Adobe's PDF format is by far the most dominant format for distributing documents, especially those containing lots of graphics and images.
However, it's not the easiest of formats to work with and PDF Split and Merge enables you to divide and join separate PDF's to make one big one. The program is not helped by what is both a very dated and awkward-to-use interface, which doesn't actually make the splitting and merging of PDF's particularly easy. You'll spend a good while working out what the various buttons and hierarchical folders do.
Once you've worked out that selecting the right mode on the left menu "Merge", "Split" and "Alternate Mix" is essential, you'll have more hope of progressing. Opening and saving documents is then a case of clicking the buttons until you find the right one. What makes PDF Split and Merge most difficult to use however is the fact that there are no visual previews of what you are doing. If you want to split between a certain page range, then you should be OK. However, if not, you'll end up fumbling in the dark for the right settings.

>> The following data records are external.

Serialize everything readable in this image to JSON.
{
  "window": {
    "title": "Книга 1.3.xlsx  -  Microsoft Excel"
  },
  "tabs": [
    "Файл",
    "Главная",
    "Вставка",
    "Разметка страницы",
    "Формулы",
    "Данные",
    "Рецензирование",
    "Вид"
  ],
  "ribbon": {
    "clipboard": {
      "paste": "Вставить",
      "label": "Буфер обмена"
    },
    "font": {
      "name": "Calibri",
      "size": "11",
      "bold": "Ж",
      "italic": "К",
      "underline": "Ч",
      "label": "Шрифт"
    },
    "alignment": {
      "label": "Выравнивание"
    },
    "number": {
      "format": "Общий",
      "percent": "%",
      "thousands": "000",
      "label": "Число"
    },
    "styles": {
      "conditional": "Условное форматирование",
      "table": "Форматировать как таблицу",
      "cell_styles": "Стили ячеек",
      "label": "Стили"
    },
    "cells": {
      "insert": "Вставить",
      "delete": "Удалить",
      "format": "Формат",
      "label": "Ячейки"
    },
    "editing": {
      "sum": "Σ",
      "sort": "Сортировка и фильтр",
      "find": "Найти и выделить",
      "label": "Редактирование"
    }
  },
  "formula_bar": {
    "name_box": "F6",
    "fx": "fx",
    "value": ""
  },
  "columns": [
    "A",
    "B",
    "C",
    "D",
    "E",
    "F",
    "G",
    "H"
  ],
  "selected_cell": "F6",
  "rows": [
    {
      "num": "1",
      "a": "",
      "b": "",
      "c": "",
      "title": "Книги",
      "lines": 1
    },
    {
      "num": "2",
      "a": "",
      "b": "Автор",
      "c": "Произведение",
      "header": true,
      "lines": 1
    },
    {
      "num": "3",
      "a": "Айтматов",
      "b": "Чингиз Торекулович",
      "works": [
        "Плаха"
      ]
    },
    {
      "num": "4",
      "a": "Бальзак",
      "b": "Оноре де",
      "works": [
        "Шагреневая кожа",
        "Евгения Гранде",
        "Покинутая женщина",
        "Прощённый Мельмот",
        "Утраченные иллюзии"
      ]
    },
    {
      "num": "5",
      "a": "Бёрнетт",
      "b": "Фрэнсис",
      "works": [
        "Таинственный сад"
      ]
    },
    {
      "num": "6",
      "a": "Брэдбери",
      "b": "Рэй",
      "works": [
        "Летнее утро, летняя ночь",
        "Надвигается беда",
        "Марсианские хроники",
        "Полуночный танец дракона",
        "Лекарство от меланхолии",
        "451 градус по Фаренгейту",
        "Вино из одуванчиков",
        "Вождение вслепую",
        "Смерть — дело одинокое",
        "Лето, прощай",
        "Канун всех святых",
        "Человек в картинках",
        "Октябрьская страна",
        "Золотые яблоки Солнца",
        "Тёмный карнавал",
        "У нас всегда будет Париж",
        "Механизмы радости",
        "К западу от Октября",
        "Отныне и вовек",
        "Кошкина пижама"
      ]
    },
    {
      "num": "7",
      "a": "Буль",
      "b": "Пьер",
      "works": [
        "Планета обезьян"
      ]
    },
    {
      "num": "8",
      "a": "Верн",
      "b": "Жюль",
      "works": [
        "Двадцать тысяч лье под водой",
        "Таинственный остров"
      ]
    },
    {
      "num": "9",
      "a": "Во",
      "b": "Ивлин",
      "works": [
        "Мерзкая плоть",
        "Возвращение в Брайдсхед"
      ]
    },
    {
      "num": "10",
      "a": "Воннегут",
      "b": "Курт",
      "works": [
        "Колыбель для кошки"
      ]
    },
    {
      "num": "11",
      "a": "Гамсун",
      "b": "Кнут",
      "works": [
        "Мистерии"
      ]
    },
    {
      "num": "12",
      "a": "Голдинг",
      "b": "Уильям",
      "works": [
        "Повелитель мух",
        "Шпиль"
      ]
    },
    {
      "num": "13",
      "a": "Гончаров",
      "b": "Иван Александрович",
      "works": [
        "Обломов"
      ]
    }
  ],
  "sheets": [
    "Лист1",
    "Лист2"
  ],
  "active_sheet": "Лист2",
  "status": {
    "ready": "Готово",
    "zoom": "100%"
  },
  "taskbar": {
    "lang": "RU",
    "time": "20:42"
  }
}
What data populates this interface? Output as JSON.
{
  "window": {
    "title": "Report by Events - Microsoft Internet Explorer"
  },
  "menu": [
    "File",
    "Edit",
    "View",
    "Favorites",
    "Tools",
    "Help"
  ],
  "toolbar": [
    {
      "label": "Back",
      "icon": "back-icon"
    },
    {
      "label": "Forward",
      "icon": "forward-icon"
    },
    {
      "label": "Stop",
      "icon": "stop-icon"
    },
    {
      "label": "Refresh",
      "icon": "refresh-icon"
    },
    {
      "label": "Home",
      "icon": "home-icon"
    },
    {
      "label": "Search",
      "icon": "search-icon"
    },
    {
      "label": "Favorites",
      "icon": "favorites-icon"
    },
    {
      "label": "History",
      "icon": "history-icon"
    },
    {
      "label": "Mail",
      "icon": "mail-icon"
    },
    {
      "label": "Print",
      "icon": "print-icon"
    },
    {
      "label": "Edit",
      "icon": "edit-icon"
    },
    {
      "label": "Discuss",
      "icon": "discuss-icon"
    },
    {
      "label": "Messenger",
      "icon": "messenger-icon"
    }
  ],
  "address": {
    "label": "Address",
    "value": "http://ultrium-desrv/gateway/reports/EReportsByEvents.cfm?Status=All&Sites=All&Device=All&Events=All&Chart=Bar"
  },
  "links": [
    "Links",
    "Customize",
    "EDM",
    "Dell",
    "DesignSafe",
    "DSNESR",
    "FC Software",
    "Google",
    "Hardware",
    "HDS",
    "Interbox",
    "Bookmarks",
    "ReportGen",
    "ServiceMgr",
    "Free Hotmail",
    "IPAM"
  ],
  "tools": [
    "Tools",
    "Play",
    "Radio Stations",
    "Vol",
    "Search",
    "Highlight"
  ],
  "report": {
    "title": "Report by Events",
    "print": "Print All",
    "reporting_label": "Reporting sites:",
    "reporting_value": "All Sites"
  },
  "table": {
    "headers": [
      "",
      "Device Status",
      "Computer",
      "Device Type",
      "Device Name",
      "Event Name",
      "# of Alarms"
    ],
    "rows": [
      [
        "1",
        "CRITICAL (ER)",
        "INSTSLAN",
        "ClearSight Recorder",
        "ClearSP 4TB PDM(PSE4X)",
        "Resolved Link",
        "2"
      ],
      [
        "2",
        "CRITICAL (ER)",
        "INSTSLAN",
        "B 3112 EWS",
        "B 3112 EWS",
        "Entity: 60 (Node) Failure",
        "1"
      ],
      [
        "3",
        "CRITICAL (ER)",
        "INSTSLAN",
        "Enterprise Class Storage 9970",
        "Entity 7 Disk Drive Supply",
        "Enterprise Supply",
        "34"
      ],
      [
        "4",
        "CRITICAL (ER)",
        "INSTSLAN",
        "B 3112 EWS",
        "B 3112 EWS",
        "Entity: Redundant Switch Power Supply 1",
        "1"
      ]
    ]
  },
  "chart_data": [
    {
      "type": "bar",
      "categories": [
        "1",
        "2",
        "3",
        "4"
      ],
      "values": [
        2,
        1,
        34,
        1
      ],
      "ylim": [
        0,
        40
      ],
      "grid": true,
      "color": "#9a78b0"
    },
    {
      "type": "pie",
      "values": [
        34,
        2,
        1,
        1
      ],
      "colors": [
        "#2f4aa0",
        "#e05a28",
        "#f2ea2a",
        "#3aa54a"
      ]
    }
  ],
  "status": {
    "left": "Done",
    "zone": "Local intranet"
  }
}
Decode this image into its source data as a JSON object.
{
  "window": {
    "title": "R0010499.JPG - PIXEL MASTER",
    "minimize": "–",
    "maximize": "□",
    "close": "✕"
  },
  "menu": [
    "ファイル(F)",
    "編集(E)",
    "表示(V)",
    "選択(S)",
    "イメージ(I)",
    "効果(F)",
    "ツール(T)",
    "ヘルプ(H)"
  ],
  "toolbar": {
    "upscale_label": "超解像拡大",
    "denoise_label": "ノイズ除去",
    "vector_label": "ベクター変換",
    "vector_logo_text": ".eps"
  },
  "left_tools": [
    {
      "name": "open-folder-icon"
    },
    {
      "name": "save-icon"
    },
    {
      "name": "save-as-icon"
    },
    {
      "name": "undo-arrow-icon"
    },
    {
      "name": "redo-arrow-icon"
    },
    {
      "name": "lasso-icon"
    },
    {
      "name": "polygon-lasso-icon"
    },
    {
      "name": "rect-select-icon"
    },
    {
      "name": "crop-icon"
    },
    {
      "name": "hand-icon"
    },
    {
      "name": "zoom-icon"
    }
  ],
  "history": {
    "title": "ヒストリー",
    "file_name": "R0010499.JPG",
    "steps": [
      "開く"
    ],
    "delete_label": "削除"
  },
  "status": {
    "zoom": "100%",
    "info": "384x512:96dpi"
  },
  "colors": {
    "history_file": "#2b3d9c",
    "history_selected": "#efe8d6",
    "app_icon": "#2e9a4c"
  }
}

There are better programs out there for splitting and merging PDF documents than PDF Split and Merge but for those that know exactly which pages they want to remove, it does the job.